Oh, and let’s not forget the kids! We had Sea Scouts on board for training and students from the Maritime Charter School. Eagle Scouts scraped your rust and painted your decks to get the merit badges and get to Eagle Scout. In Lewes Delaware you had 2000 visitors on your decks without so much as a scraped knee or a bumped head. That’s your crew, trained and qualified. People don’t know that when we’re not doing missions, we train. We do Person in the Water training, TCT (tactical coordination training), guest management, fire training, line handling, deck management, all while you work so hard turning that seven foot prop below the water line, never failing, never quitting, never tiring.
And I swear, coming home from a mission through the C&D canal, after working hard for four days, tired, your crew smiles. You can hear them say, “That was hard work, but boy did we have fun!” I think I’ve seen you smile once or twice myself when you thought I wasn’t looking.
You are a Philadelphia hull, born here, raised here, working here still.
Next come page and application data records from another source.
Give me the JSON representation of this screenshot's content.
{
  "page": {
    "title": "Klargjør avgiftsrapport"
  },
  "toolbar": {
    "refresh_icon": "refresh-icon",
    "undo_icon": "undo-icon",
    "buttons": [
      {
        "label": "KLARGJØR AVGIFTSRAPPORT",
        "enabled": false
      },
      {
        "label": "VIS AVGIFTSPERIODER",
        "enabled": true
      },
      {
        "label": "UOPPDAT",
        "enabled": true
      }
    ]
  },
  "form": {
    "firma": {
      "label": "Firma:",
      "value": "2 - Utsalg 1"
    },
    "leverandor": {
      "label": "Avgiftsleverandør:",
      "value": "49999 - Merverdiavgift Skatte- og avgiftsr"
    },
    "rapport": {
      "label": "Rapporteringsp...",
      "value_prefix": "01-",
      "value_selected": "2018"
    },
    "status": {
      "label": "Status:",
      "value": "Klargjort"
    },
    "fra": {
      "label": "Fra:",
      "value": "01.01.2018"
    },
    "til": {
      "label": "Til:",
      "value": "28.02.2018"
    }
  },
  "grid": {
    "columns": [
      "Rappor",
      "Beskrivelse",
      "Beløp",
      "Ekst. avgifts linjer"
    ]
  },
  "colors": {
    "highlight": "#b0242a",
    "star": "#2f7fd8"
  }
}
You my friend are a true Philadelphian.
So to you old girl I say, “I, no we, love you and promise that as long as we’re allowed to love and care for you, you will never be without friends.”
Like Peter and Tinkerbell — the kids know who you are — now let’s tell the adults!
I love you Jupiter,